Via the Herald Tribune:
Late last year, Pamela Firestone, the mother of Tony Parker, the San Antonio Spurs point guard, went rooting through her home in Paris and dug up a VHS tape of a 9-year-old Tony on a Parisian basketball court with his two brothers.
“O.K., let’s start,” the future N.B.A. star says in French. “It’s going to be the Chicago Bulls versus the San Antonio Spurs.”
In most families such artifacts are merely heirlooms, their value measured in memories. For the Hollywood talent agency Creative Artists Agency and the hedge fund Pequot Capital, these are assets to be exploited.
Photos and videos showing blue-chip athletes like Mr. Parker, LeBron James, Derek Jeter and Peyton Manning will be part of a new venture that C.A.A. and Pequot along with the Internet arm of Major League Baseball are expected to announce today.
The venture, WePlay.com, a social networking site for youth sports — something like Facebook for young athletes — is expected to start in mid-April. The site caters to youth athletes, parents and coaches — a vast audience. About 52 million children a year participate in organized sports leagues, according to the National Council of Youth Sports.
Young athletes will be able to set up a profile, post pictures, communicate with friends and share videos of games. Parents will be able to get practice schedules, coordinate car pools and find out which equipment to purchase. Coaches will be able to communicate with their players and parents, as well as learn about strategy and other skills.
Other athletes involved in WePlay.com have been looking for their own relics of early stardom. In a spare bedroom at her home in New Orleans, Olivia Manning collected relics from her son Peyton’s days as a child quarterback to be copied and digitized by an employee from Major League Baseball Advanced Media.
Mr. James’s mother rustled up old photos and videos of her son from a storage area in her garage. And in New Jersey, Mr. Jeter’s mother found a video of her son playing Little League — a treasure whose value was diminished 10 minutes into the film because someone in the Jeter family taped over it with the movie “RoboCop.”
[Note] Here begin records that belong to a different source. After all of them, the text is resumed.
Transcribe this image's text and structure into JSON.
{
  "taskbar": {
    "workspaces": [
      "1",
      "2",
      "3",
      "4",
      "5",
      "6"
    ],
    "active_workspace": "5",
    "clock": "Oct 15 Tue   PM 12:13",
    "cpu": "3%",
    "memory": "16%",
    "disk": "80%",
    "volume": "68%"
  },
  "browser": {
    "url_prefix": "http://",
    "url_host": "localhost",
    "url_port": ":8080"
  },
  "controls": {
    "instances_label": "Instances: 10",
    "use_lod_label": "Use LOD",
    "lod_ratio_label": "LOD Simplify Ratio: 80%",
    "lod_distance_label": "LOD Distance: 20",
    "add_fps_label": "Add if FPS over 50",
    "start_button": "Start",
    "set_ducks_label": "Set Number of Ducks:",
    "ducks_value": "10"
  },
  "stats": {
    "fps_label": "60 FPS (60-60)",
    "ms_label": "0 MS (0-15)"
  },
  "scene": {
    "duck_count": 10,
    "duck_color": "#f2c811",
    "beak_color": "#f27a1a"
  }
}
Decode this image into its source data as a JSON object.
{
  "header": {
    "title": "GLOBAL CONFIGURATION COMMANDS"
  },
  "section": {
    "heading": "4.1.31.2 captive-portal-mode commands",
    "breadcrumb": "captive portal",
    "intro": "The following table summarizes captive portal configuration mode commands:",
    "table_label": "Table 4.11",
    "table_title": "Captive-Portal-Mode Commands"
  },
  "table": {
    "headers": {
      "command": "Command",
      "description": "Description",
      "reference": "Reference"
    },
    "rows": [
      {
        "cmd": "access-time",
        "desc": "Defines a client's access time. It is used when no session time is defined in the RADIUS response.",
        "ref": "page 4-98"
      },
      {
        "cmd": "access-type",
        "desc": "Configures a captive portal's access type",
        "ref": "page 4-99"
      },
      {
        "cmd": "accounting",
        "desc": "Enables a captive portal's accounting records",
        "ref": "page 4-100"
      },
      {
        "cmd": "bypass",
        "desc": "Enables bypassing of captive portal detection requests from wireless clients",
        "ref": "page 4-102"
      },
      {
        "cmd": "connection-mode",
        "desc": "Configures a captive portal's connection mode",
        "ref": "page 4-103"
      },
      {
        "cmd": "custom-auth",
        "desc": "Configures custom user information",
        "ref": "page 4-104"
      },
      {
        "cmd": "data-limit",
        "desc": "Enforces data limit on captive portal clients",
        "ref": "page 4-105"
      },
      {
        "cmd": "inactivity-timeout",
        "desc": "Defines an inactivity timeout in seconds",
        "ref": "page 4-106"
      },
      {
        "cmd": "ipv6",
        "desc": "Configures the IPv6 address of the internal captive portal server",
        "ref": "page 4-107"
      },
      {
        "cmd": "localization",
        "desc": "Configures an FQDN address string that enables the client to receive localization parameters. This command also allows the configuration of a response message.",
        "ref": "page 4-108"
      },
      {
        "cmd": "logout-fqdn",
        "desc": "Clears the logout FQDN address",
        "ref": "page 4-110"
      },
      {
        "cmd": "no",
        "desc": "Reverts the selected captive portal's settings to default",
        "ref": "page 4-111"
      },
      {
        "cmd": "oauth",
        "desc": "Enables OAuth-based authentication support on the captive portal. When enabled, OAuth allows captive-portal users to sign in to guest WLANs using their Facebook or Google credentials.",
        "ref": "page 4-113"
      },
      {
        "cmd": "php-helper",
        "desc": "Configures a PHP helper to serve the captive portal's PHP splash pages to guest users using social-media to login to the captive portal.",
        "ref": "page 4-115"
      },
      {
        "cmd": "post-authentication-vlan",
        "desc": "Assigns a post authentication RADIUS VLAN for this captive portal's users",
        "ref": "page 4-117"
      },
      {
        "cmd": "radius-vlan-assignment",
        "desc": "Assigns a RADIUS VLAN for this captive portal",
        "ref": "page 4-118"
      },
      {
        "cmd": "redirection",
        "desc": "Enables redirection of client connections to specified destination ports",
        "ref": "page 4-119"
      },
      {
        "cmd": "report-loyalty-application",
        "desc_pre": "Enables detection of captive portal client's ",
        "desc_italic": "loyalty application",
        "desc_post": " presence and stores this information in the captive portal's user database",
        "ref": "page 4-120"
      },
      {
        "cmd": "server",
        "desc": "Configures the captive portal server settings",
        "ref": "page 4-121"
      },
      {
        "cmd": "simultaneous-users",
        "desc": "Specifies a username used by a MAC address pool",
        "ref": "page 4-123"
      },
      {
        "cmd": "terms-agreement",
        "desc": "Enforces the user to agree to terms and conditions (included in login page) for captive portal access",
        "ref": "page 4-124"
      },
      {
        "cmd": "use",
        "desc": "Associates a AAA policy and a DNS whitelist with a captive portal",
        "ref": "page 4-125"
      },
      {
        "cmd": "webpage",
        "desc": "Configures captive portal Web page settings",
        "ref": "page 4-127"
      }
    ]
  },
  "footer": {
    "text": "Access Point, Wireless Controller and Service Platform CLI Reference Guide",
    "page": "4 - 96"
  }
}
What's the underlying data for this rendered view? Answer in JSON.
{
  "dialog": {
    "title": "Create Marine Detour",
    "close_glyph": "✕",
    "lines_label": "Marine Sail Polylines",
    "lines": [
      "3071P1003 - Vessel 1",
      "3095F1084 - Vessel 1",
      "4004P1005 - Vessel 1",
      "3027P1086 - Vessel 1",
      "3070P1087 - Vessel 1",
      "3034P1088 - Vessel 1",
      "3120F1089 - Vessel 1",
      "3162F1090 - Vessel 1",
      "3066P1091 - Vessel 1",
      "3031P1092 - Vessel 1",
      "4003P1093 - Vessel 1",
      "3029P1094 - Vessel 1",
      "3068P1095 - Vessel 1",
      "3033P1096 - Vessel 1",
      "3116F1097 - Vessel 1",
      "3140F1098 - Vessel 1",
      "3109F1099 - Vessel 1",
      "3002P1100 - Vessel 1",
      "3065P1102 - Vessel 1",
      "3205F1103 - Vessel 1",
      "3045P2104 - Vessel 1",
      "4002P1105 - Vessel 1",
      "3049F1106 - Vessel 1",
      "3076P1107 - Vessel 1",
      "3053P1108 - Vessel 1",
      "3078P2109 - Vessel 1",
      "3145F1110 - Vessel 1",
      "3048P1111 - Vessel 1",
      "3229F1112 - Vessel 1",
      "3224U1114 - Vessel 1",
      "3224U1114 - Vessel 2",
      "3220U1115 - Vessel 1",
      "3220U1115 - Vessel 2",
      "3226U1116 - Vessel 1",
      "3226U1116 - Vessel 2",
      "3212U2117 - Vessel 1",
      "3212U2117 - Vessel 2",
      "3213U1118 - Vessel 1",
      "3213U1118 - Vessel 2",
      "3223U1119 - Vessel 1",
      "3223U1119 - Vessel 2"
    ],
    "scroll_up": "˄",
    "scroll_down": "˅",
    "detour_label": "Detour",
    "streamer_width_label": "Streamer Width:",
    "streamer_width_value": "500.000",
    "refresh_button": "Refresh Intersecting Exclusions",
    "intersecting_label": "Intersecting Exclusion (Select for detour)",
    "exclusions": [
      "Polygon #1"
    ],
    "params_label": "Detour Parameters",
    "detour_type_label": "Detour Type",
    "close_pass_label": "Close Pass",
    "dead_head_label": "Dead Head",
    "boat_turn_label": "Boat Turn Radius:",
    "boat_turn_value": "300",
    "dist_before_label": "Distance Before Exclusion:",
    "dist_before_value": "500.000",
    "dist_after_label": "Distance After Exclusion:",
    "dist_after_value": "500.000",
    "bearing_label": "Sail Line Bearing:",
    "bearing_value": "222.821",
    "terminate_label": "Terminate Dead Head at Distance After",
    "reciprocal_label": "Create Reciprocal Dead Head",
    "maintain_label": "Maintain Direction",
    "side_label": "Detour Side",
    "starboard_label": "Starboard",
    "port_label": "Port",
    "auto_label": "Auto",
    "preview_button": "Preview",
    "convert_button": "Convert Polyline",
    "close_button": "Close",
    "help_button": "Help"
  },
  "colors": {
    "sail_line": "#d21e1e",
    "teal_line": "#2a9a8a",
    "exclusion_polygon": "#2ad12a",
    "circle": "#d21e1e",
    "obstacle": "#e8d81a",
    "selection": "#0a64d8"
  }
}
So for players like Mr. Jeter, who will make about $20 million this year playing shortstop for the Yankees, being a hired promotional gun is not enough. Mr. Jeter, who in addition to receiving equity in WePlay in exchange for his involvement also invested some of his own money (he will not say how much), began filming clips for the site in mid-December. Having equity, Mr. Jeter said in a telephone interview, is “very important, because you can really feel good about something if you help build it.”
The focus of the business also fits with Mr. Jeter’s own philanthropy. “What it boils down to is, it’s a really outstanding idea,” he said. “I have my own foundation, and we are trying to get kids to be active and play sports. Kids today spend too much time playing video games, and there’s a huge obesity problem in this country.”